## WHAT IS NEEDED:
Please reproduce the entries below exactly as they stand, but leave the pictures out.

== == ==

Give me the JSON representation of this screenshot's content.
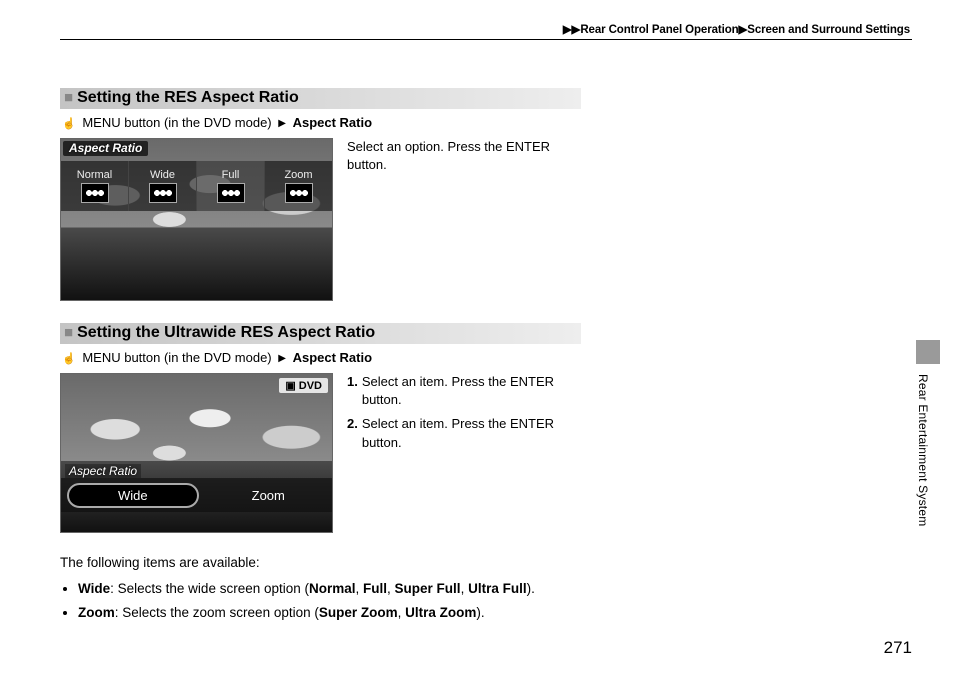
{
  "breadcrumb": {
    "arrows": "▶▶",
    "part1": "Rear Control Panel Operation",
    "sep": "▶",
    "part2": "Screen and Surround Settings"
  },
  "section1": {
    "title": "Setting the RES Aspect Ratio",
    "nav_pre": "MENU button (in the DVD mode)",
    "nav_target": "Aspect Ratio",
    "instr": "Select an option. Press the ENTER button.",
    "ar_label": "Aspect Ratio",
    "opts": [
      "Normal",
      "Wide",
      "Full",
      "Zoom"
    ]
  },
  "section2": {
    "title": "Setting the Ultrawide RES Aspect Ratio",
    "nav_pre": "MENU button (in the DVD mode)",
    "nav_target": "Aspect Ratio",
    "step1": "Select an item. Press the ENTER button.",
    "step2": "Select an item. Press the ENTER button.",
    "ar_label": "Aspect Ratio",
    "dvd_badge": "DVD",
    "opts": [
      "Wide",
      "Zoom"
    ]
  },
  "following_intro": "The following items are available:",
  "bullets": {
    "wide": {
      "name": "Wide",
      "desc_pre": ": Selects the wide screen option (",
      "o1": "Normal",
      "o2": "Full",
      "o3": "Super Full",
      "o4": "Ultra Full",
      "desc_post": ")."
    },
    "zoom": {
      "name": "Zoom",
      "desc_pre": ": Selects the zoom screen option (",
      "o1": "Super Zoom",
      "o2": "Ultra Zoom",
      "desc_post": ")."
    }
  },
  "side_tab": "Rear Entertainment System",
  "page_number": "271"
}
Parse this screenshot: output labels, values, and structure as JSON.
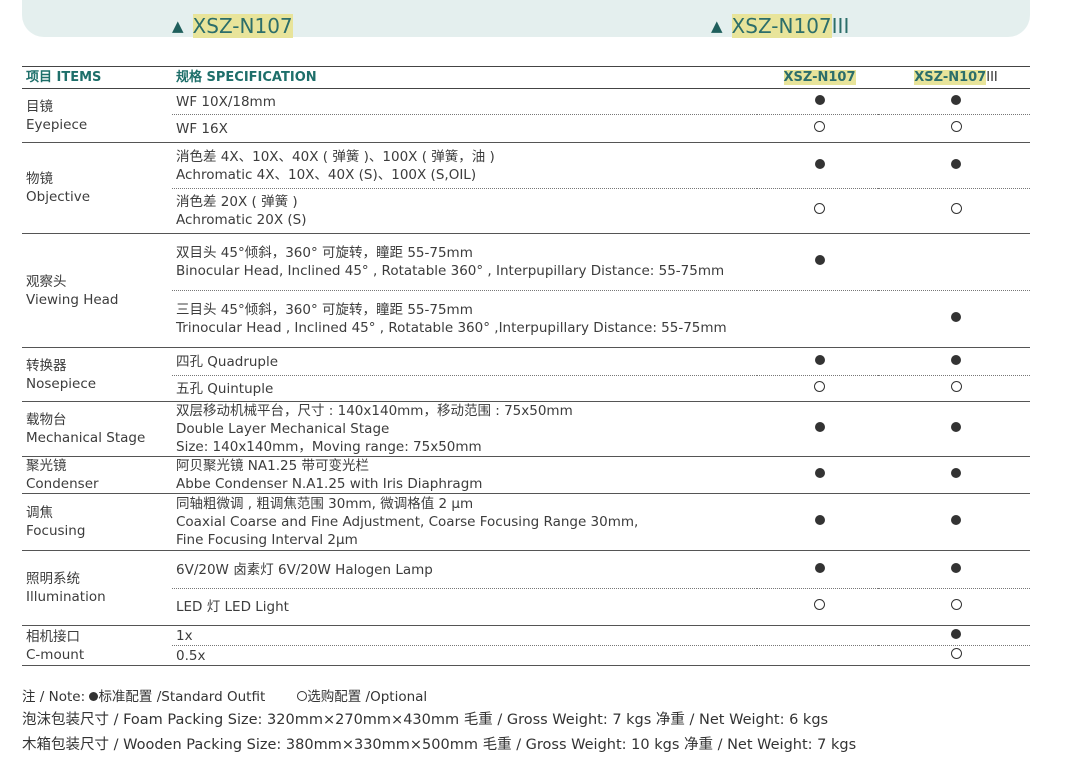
{
  "banner": {
    "left_model": "XSZ-N107",
    "right_model": "XSZ-N107",
    "right_suffix": "III"
  },
  "table": {
    "header": {
      "items": "项目 ITEMS",
      "spec": "规格 SPECIFICATION",
      "model1": "XSZ-N107",
      "model2": "XSZ-N107",
      "model2_suffix": "III"
    },
    "groups": [
      {
        "item_cn": "目镜",
        "item_en": "Eyepiece",
        "rows": [
          {
            "lines": [
              "WF 10X/18mm"
            ],
            "m1": "filled",
            "m2": "filled"
          },
          {
            "lines": [
              "WF 16X"
            ],
            "m1": "empty",
            "m2": "empty"
          }
        ]
      },
      {
        "item_cn": "物镜",
        "item_en": "Objective",
        "rows": [
          {
            "lines": [
              "消色差 4X、10X、40X ( 弹簧 )、100X ( 弹簧，油 )",
              "Achromatic  4X、10X、40X (S)、100X (S,OIL)"
            ],
            "m1": "filled",
            "m2": "filled"
          },
          {
            "lines": [
              "消色差 20X ( 弹簧 )",
              "Achromatic 20X (S)"
            ],
            "m1": "empty",
            "m2": "empty"
          }
        ]
      },
      {
        "item_cn": "观察头",
        "item_en": "Viewing Head",
        "rows": [
          {
            "lines": [
              "双目头 45°倾斜，360° 可旋转，瞳距 55-75mm",
              "Binocular Head, Inclined 45° , Rotatable 360° , Interpupillary Distance: 55-75mm"
            ],
            "m1": "filled",
            "m2": ""
          },
          {
            "lines": [
              "三目头 45°倾斜，360° 可旋转，瞳距 55-75mm",
              "Trinocular Head ,  Inclined 45° , Rotatable 360° ,Interpupillary Distance: 55-75mm"
            ],
            "m1": "",
            "m2": "filled"
          }
        ]
      },
      {
        "item_cn": "转换器",
        "item_en": "Nosepiece",
        "rows": [
          {
            "lines": [
              "四孔  Quadruple"
            ],
            "m1": "filled",
            "m2": "filled"
          },
          {
            "lines": [
              "五孔  Quintuple"
            ],
            "m1": "empty",
            "m2": "empty"
          }
        ]
      },
      {
        "item_cn": "载物台",
        "item_en": "Mechanical Stage",
        "rows": [
          {
            "lines": [
              "双层移动机械平台，尺寸 : 140x140mm，移动范围 : 75x50mm",
              "Double Layer Mechanical Stage",
              "Size: 140x140mm，Moving range: 75x50mm"
            ],
            "m1": "filled",
            "m2": "filled"
          }
        ]
      },
      {
        "item_cn": "聚光镜",
        "item_en": "Condenser",
        "rows": [
          {
            "lines": [
              "阿贝聚光镜 NA1.25 带可变光栏",
              "Abbe Condenser N.A1.25 with Iris Diaphragm"
            ],
            "m1": "filled",
            "m2": "filled"
          }
        ]
      },
      {
        "item_cn": "调焦",
        "item_en": "Focusing",
        "rows": [
          {
            "lines": [
              "同轴粗微调 , 粗调焦范围 30mm, 微调格值 2 μm",
              "Coaxial Coarse and Fine Adjustment, Coarse Focusing Range 30mm,",
              "Fine Focusing Interval 2μm"
            ],
            "m1": "filled",
            "m2": "filled"
          }
        ]
      },
      {
        "item_cn": "照明系统",
        "item_en": "Illumination",
        "rows": [
          {
            "lines": [
              "6V/20W 卤素灯  6V/20W Halogen Lamp"
            ],
            "m1": "filled",
            "m2": "filled"
          },
          {
            "lines": [
              "LED 灯 LED Light"
            ],
            "m1": "empty",
            "m2": "empty"
          }
        ]
      },
      {
        "item_cn": "相机接口",
        "item_en": "C-mount",
        "rows": [
          {
            "lines": [
              "1x"
            ],
            "m1": "",
            "m2": "filled"
          },
          {
            "lines": [
              "0.5x"
            ],
            "m1": "",
            "m2": "empty"
          }
        ]
      }
    ]
  },
  "notes": {
    "note_prefix": "注 / Note: ",
    "standard_label": "标准配置 /Standard Outfit",
    "optional_label": "选购配置 /Optional",
    "foam": "泡沫包装尺寸 / Foam Packing Size: 320mm×270mm×430mm  毛重 / Gross Weight: 7 kgs   净重 / Net Weight: 6 kgs",
    "wooden": "木箱包装尺寸 / Wooden Packing Size: 380mm×330mm×500mm  毛重 / Gross Weight: 10 kgs   净重 / Net Weight: 7 kgs"
  }
}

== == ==

## OUTPUT OF THE EXERCISE:
Give me the JSON representation of this screenshot's content.
{
  "breadcrumb": {
    "arrows": "▶▶",
    "part1": "Rear Control Panel Operation",
    "sep": "▶",
    "part2": "Screen and Surround Settings"
  },
  "section1": {
    "title": "Setting the RES Aspect Ratio",
    "nav_pre": "MENU button (in the DVD mode)",
    "nav_target": "Aspect Ratio",
    "instr": "Select an option. Press the ENTER button.",
    "ar_label": "Aspect Ratio",
    "opts": [
      "Normal",
      "Wide",
      "Full",
      "Zoom"
    ]
  },
  "section2": {
    "title": "Setting the Ultrawide RES Aspect Ratio",
    "nav_pre": "MENU button (in the DVD mode)",
    "nav_target": "Aspect Ratio",
    "step1": "Select an item. Press the ENTER button.",
    "step2": "Select an item. Press the ENTER button.",
    "ar_label": "Aspect Ratio",
    "dvd_badge": "DVD",
    "opts": [
      "Wide",
      "Zoom"
    ]
  },
  "following_intro": "The following items are available:",
  "bullets": {
    "wide": {
      "name": "Wide",
      "desc_pre": ": Selects the wide screen option (",
      "o1": "Normal",
      "o2": "Full",
      "o3": "Super Full",
      "o4": "Ultra Full",
      "desc_post": ")."
    },
    "zoom": {
      "name": "Zoom",
      "desc_pre": ": Selects the zoom screen option (",
      "o1": "Super Zoom",
      "o2": "Ultra Zoom",
      "desc_post": ")."
    }
  },
  "side_tab": "Rear Entertainment System",
  "page_number": "271"
}
Parse this screenshot: output labels, values, and structure as JSON.
{
  "banner": {
    "left_model": "XSZ-N107",
    "right_model": "XSZ-N107",
    "right_suffix": "III"
  },
  "table": {
    "header": {
      "items": "项目 ITEMS",
      "spec": "规格 SPECIFICATION",
      "model1": "XSZ-N107",
      "model2": "XSZ-N107",
      "model2_suffix": "III"
    },
    "groups": [
      {
        "item_cn": "目镜",
        "item_en": "Eyepiece",
        "rows": [
          {
            "lines": [
              "WF 10X/18mm"
            ],
            "m1": "filled",
            "m2": "filled"
          },
          {
            "lines": [
              "WF 16X"
            ],
            "m1": "empty",
            "m2": "empty"
          }
        ]
      },
      {
        "item_cn": "物镜",
        "item_en": "Objective",
        "rows": [
          {
            "lines": [
              "消色差 4X、10X、40X ( 弹簧 )、100X ( 弹簧，油 )",
              "Achromatic  4X、10X、40X (S)、100X (S,OIL)"
            ],
            "m1": "filled",
            "m2": "filled"
          },
          {
            "lines": [
              "消色差 20X ( 弹簧 )",
              "Achromatic 20X (S)"
            ],
            "m1": "empty",
            "m2": "empty"
          }
        ]
      },
      {
        "item_cn": "观察头",
        "item_en": "Viewing Head",
        "rows": [
          {
            "lines": [
              "双目头 45°倾斜，360° 可旋转，瞳距 55-75mm",
              "Binocular Head, Inclined 45° , Rotatable 360° , Interpupillary Distance: 55-75mm"
            ],
            "m1": "filled",
            "m2": ""
          },
          {
            "lines": [
              "三目头 45°倾斜，360° 可旋转，瞳距 55-75mm",
              "Trinocular Head ,  Inclined 45° , Rotatable 360° ,Interpupillary Distance: 55-75mm"
            ],
            "m1": "",
            "m2": "filled"
          }
        ]
      },
      {
        "item_cn": "转换器",
        "item_en": "Nosepiece",
        "rows": [
          {
            "lines": [
              "四孔  Quadruple"
            ],
            "m1": "filled",
            "m2": "filled"
          },
          {
            "lines": [
              "五孔  Quintuple"
            ],
            "m1": "empty",
            "m2": "empty"
          }
        ]
      },
      {
        "item_cn": "载物台",
        "item_en": "Mechanical Stage",
        "rows": [
          {
            "lines": [
              "双层移动机械平台，尺寸 : 140x140mm，移动范围 : 75x50mm",
              "Double Layer Mechanical Stage",
              "Size: 140x140mm，Moving range: 75x50mm"
            ],
            "m1": "filled",
            "m2": "filled"
          }
        ]
      },
      {
        "item_cn": "聚光镜",
        "item_en": "Condenser",
        "rows": [
          {
            "lines": [
              "阿贝聚光镜 NA1.25 带可变光栏",
              "Abbe Condenser N.A1.25 with Iris Diaphragm"
            ],
            "m1": "filled",
            "m2": "filled"
          }
        ]
      },
      {
        "item_cn": "调焦",
        "item_en": "Focusing",
        "rows": [
          {
            "lines": [
              "同轴粗微调 , 粗调焦范围 30mm, 微调格值 2 μm",
              "Coaxial Coarse and Fine Adjustment, Coarse Focusing Range 30mm,",
              "Fine Focusing Interval 2μm"
            ],
            "m1": "filled",
            "m2": "filled"
          }
        ]
      },
      {
        "item_cn": "照明系统",
        "item_en": "Illumination",
        "rows": [
          {
            "lines": [
              "6V/20W 卤素灯  6V/20W Halogen Lamp"
            ],
            "m1": "filled",
            "m2": "filled"
          },
          {
            "lines": [
              "LED 灯 LED Light"
            ],
            "m1": "empty",
            "m2": "empty"
          }
        ]
      },
      {
        "item_cn": "相机接口",
        "item_en": "C-mount",
        "rows": [
          {
            "lines": [
              "1x"
            ],
            "m1": "",
            "m2": "filled"
          },
          {
            "lines": [
              "0.5x"
            ],
            "m1": "",
            "m2": "empty"
          }
        ]
      }
    ]
  },
  "notes": {
    "note_prefix": "注 / Note: ",
    "standard_label": "标准配置 /Standard Outfit",
    "optional_label": "选购配置 /Optional",
    "foam": "泡沫包装尺寸 / Foam Packing Size: 320mm×270mm×430mm  毛重 / Gross Weight: 7 kgs   净重 / Net Weight: 6 kgs",
    "wooden": "木箱包装尺寸 / Wooden Packing Size: 380mm×330mm×500mm  毛重 / Gross Weight: 10 kgs   净重 / Net Weight: 7 kgs"
  }
}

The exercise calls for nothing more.